→ Work item:
Scan the entries for the word "content", and copy every line where it appears.
##### Data provided #####
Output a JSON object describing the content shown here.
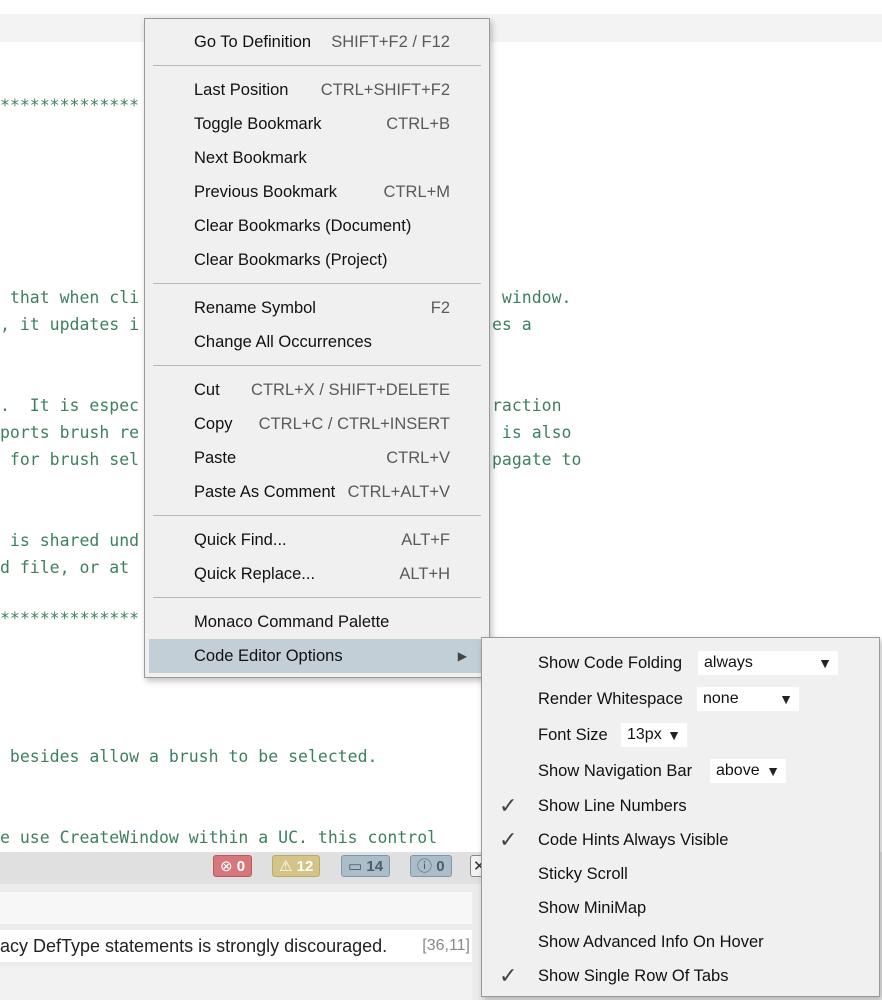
{
  "editor": {
    "lines": [
      "**************",
      " that when cli",
      ", it updates i",
      ".  It is espec",
      "ports brush re",
      " for brush sel",
      " is shared und",
      "d file, or at ",
      "**************",
      " besides allow a brush to be selected.",
      "e use CreateWindow within a UC. this control"
    ],
    "right_fragments": [
      " window.",
      "es a",
      "raction",
      " is also",
      "pagate to"
    ]
  },
  "status_badges": {
    "errors": "0",
    "warnings": "12",
    "messages": "14",
    "info": "0",
    "error_icon": "error-circle-icon",
    "warning_icon": "warning-triangle-icon",
    "message_icon": "speech-bubble-icon",
    "info_icon": "info-circle-icon"
  },
  "problems": {
    "row_text": "acy DefType statements is strongly discouraged.",
    "row_position": "[36,11]"
  },
  "context_menu": {
    "items": [
      {
        "label": "Go To Definition",
        "shortcut": "SHIFT+F2 / F12"
      },
      {
        "label": "Last Position",
        "shortcut": "CTRL+SHIFT+F2"
      },
      {
        "label": "Toggle Bookmark",
        "shortcut": "CTRL+B"
      },
      {
        "label": "Next Bookmark",
        "shortcut": ""
      },
      {
        "label": "Previous Bookmark",
        "shortcut": "CTRL+M"
      },
      {
        "label": "Clear Bookmarks (Document)",
        "shortcut": ""
      },
      {
        "label": "Clear Bookmarks (Project)",
        "shortcut": ""
      },
      {
        "label": "Rename Symbol",
        "shortcut": "F2"
      },
      {
        "label": "Change All Occurrences",
        "shortcut": ""
      },
      {
        "label": "Cut",
        "shortcut": "CTRL+X / SHIFT+DELETE"
      },
      {
        "label": "Copy",
        "shortcut": "CTRL+C / CTRL+INSERT"
      },
      {
        "label": "Paste",
        "shortcut": "CTRL+V"
      },
      {
        "label": "Paste As Comment",
        "shortcut": "CTRL+ALT+V"
      },
      {
        "label": "Quick Find...",
        "shortcut": "ALT+F"
      },
      {
        "label": "Quick Replace...",
        "shortcut": "ALT+H"
      },
      {
        "label": "Monaco Command Palette",
        "shortcut": ""
      },
      {
        "label": "Code Editor Options",
        "shortcut": ""
      }
    ]
  },
  "submenu": {
    "items": [
      {
        "label": "Show Code Folding",
        "value": "always",
        "checked": false
      },
      {
        "label": "Render Whitespace",
        "value": "none",
        "checked": false
      },
      {
        "label": "Font Size",
        "value": "13px",
        "checked": false
      },
      {
        "label": "Show Navigation Bar",
        "value": "above",
        "checked": false
      },
      {
        "label": "Show Line Numbers",
        "checked": true
      },
      {
        "label": "Code Hints Always Visible",
        "checked": true
      },
      {
        "label": "Sticky Scroll",
        "checked": false
      },
      {
        "label": "Show MiniMap",
        "checked": false
      },
      {
        "label": "Show Advanced Info On Hover",
        "checked": false
      },
      {
        "label": "Show Single Row Of Tabs",
        "checked": true
      }
    ],
    "check_glyph": "✓"
  },
  "colors": {
    "code_comment": "#3f7f5f",
    "menu_background": "#f0f0f0",
    "menu_highlight": "#c3cfd6"
  }
}
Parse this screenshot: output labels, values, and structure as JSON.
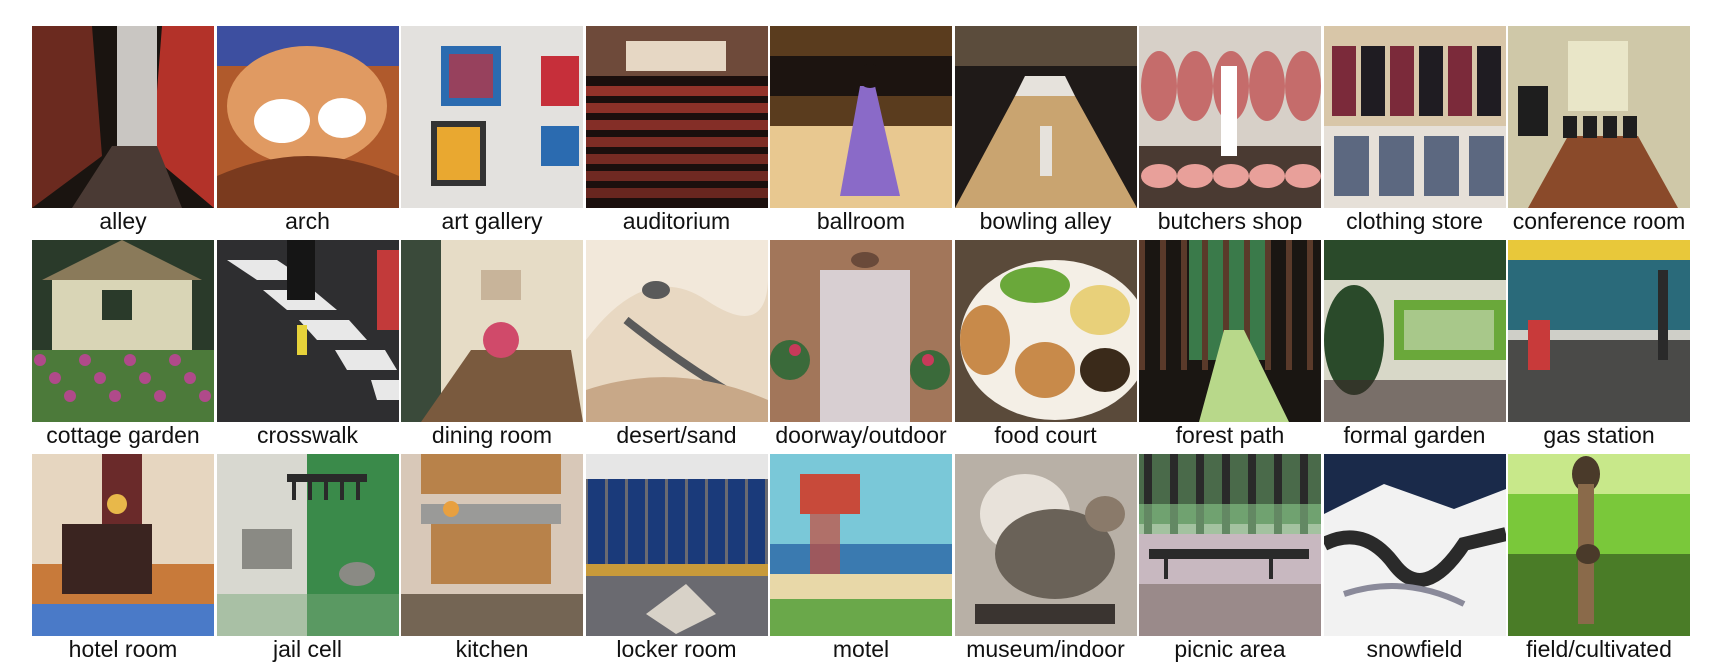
{
  "figure": {
    "rows": [
      [
        {
          "label": "alley",
          "palette": [
            "#2a1512",
            "#6b2a1f",
            "#c9c6c2",
            "#d93a2f",
            "#1a1410"
          ],
          "scene": "alley"
        },
        {
          "label": "arch",
          "palette": [
            "#b05a2c",
            "#e09a62",
            "#ffffff",
            "#3d4fa0",
            "#7a3a1e"
          ],
          "scene": "arch"
        },
        {
          "label": "art gallery",
          "palette": [
            "#e3e1de",
            "#c62f3a",
            "#2b6bb0",
            "#e9a830",
            "#333333"
          ],
          "scene": "gallery"
        },
        {
          "label": "auditorium",
          "palette": [
            "#3b1d1a",
            "#a83a30",
            "#e6d7c4",
            "#6e4a3a",
            "#1b0f0d"
          ],
          "scene": "auditorium"
        },
        {
          "label": "ballroom",
          "palette": [
            "#5a3c1e",
            "#c9a15a",
            "#8a6ac8",
            "#1c1410",
            "#e8c890"
          ],
          "scene": "ballroom"
        },
        {
          "label": "bowling alley",
          "palette": [
            "#1f1a18",
            "#c9a470",
            "#e6e2dc",
            "#5b4c3c",
            "#8e7c62"
          ],
          "scene": "bowling"
        },
        {
          "label": "butchers shop",
          "palette": [
            "#d7d0c8",
            "#c25a5a",
            "#e8a09a",
            "#4a3a32",
            "#ffffff"
          ],
          "scene": "butcher"
        },
        {
          "label": "clothing store",
          "palette": [
            "#d8c6a8",
            "#1f1c22",
            "#7b2a3a",
            "#e6e0d8",
            "#3a4a6a"
          ],
          "scene": "clothing"
        },
        {
          "label": "conference room",
          "palette": [
            "#cfc8a8",
            "#8a4a2a",
            "#1e1e1e",
            "#e9e6c8",
            "#6a6a58"
          ],
          "scene": "conference"
        }
      ],
      [
        {
          "label": "cottage garden",
          "palette": [
            "#d9d5b6",
            "#4c7a3a",
            "#b04a8a",
            "#8a7a5a",
            "#2a3a2a"
          ],
          "scene": "cottage"
        },
        {
          "label": "crosswalk",
          "palette": [
            "#2e2e30",
            "#e8e8e8",
            "#8a8a8a",
            "#e6d23a",
            "#c23a3a"
          ],
          "scene": "crosswalk"
        },
        {
          "label": "dining room",
          "palette": [
            "#7a5a3e",
            "#c8b49a",
            "#3a4a3a",
            "#d04a6a",
            "#e6dcc6"
          ],
          "scene": "dining"
        },
        {
          "label": "desert/sand",
          "palette": [
            "#e8d8c2",
            "#c8a888",
            "#5a5a5a",
            "#b08868",
            "#f2e8da"
          ],
          "scene": "desert"
        },
        {
          "label": "doorway/outdoor",
          "palette": [
            "#a2765a",
            "#d8cfd2",
            "#3a6a3a",
            "#c83a5a",
            "#6a4a3a"
          ],
          "scene": "doorway"
        },
        {
          "label": "food court",
          "palette": [
            "#f4efe6",
            "#c88a4a",
            "#6aa83a",
            "#e8d07a",
            "#3a2a1a"
          ],
          "scene": "food"
        },
        {
          "label": "forest path",
          "palette": [
            "#1a1612",
            "#3a7a4a",
            "#b8d88a",
            "#5a3a2a",
            "#8ac8a8"
          ],
          "scene": "forest"
        },
        {
          "label": "formal garden",
          "palette": [
            "#2a4a2a",
            "#6aa83a",
            "#a8c88a",
            "#3a2a2a",
            "#d8d8c8"
          ],
          "scene": "formalgarden"
        },
        {
          "label": "gas station",
          "palette": [
            "#cfcfc8",
            "#2a6a7a",
            "#e8c83a",
            "#4a4a48",
            "#c83a3a"
          ],
          "scene": "gas"
        }
      ],
      [
        {
          "label": "hotel room",
          "palette": [
            "#e6d6c0",
            "#3a2420",
            "#c87a3a",
            "#4a7ac8",
            "#e8b84a"
          ],
          "scene": "hotel"
        },
        {
          "label": "jail cell",
          "palette": [
            "#3a8a4a",
            "#d8d8d0",
            "#2a2a2a",
            "#7aa87a",
            "#8a8a84"
          ],
          "scene": "jail"
        },
        {
          "label": "kitchen",
          "palette": [
            "#b8824a",
            "#d8c8b8",
            "#4a3a2a",
            "#e8a040",
            "#9a9a98"
          ],
          "scene": "kitchen"
        },
        {
          "label": "locker room",
          "palette": [
            "#1a3a7a",
            "#d8d2c8",
            "#c89a3a",
            "#6a6a70",
            "#e6e6e6"
          ],
          "scene": "locker"
        },
        {
          "label": "motel",
          "palette": [
            "#3a7ab0",
            "#c84a3a",
            "#6aa84a",
            "#e8d8a8",
            "#7ac8d8"
          ],
          "scene": "motel"
        },
        {
          "label": "museum/indoor",
          "palette": [
            "#b8b0a6",
            "#6a6258",
            "#e8e2da",
            "#3a3430",
            "#8a7a6a"
          ],
          "scene": "museum"
        },
        {
          "label": "picnic area",
          "palette": [
            "#4a6a4a",
            "#9a8a8a",
            "#2a2a2a",
            "#c8b8c0",
            "#8ac88a"
          ],
          "scene": "picnic"
        },
        {
          "label": "snowfield",
          "palette": [
            "#1a2a4a",
            "#f2f2f2",
            "#2a2a2a",
            "#8a8a9a",
            "#ffffff"
          ],
          "scene": "snow"
        },
        {
          "label": "field/cultivated",
          "palette": [
            "#7ac83a",
            "#4a3a2a",
            "#c8e88a",
            "#2a4a1a",
            "#8a6a4a"
          ],
          "scene": "field"
        }
      ]
    ]
  }
}
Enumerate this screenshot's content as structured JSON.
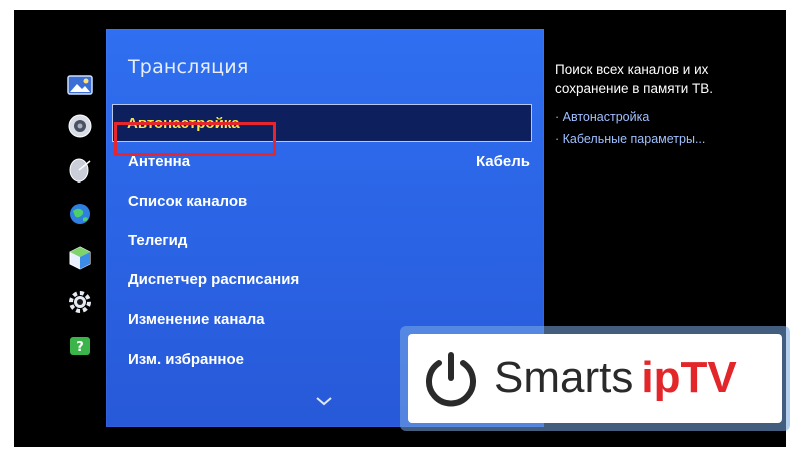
{
  "panel": {
    "title": "Трансляция",
    "menu": [
      {
        "label": "Автонастройка",
        "value": "",
        "selected": true
      },
      {
        "label": "Антенна",
        "value": "Кабель",
        "selected": false
      },
      {
        "label": "Список каналов",
        "value": "",
        "selected": false
      },
      {
        "label": "Телегид",
        "value": "",
        "selected": false
      },
      {
        "label": "Диспетчер расписания",
        "value": "",
        "selected": false
      },
      {
        "label": "Изменение канала",
        "value": "",
        "selected": false
      },
      {
        "label": "Изм. избранное",
        "value": "",
        "selected": false
      }
    ]
  },
  "help": {
    "description": "Поиск всех каналов и их сохранение в памяти ТВ.",
    "links": [
      "· Автонастройка",
      "· Кабельные параметры..."
    ]
  },
  "sidebar": {
    "icons": [
      "picture-icon",
      "sound-icon",
      "broadcast-icon",
      "network-icon",
      "smart-hub-icon",
      "settings-icon",
      "support-icon"
    ]
  },
  "watermark": {
    "brand_part1": "Smarts",
    "brand_part2": "ipTV"
  },
  "colors": {
    "panel_bg": "#2f6ff0",
    "selected_bg": "#0d1f5c",
    "selected_text": "#f3e44a",
    "highlight_border": "#e6262c",
    "link_text": "#9fc0ff",
    "brand_red": "#e2262a"
  }
}
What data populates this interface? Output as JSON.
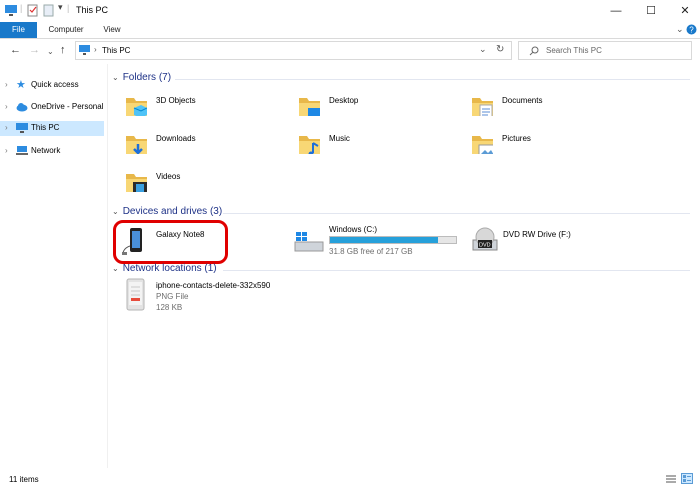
{
  "window": {
    "title": "This PC"
  },
  "ribbon": {
    "tabs": [
      "File",
      "Computer",
      "View"
    ]
  },
  "address": {
    "crumb": "This PC"
  },
  "search": {
    "placeholder": "Search This PC"
  },
  "sidebar": {
    "items": [
      {
        "label": "Quick access",
        "icon": "star-icon"
      },
      {
        "label": "OneDrive - Personal",
        "icon": "cloud-icon"
      },
      {
        "label": "This PC",
        "icon": "computer-icon",
        "selected": true
      },
      {
        "label": "Network",
        "icon": "network-icon"
      }
    ]
  },
  "groups": {
    "folders": {
      "header": "Folders (7)",
      "items": [
        "3D Objects",
        "Desktop",
        "Documents",
        "Downloads",
        "Music",
        "Pictures",
        "Videos"
      ]
    },
    "devices": {
      "header": "Devices and drives (3)",
      "items": [
        {
          "name": "Galaxy Note8",
          "icon": "phone-icon",
          "highlighted": true
        },
        {
          "name": "Windows (C:)",
          "icon": "windows-drive-icon",
          "free_text": "31.8 GB free of 217 GB",
          "used_fraction": 0.854
        },
        {
          "name": "DVD RW Drive (F:)",
          "icon": "dvd-drive-icon"
        }
      ]
    },
    "network": {
      "header": "Network locations (1)",
      "items": [
        {
          "name": "iphone-contacts-delete-332x590",
          "type": "PNG File",
          "size": "128 KB"
        }
      ]
    }
  },
  "status": {
    "text": "11 items"
  },
  "colors": {
    "accent": "#1979ca",
    "highlight_ring": "#e00000",
    "drive_bar": "#26a0da",
    "folder": "#f8d775"
  }
}
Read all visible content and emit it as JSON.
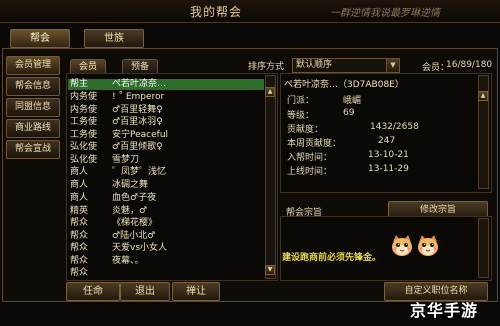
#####
→ Problem solution:
Output a JSON object describing the content shown here.
Enumerate this screenshot's content as structured JSON.
Read all visible content and emit it as JSON.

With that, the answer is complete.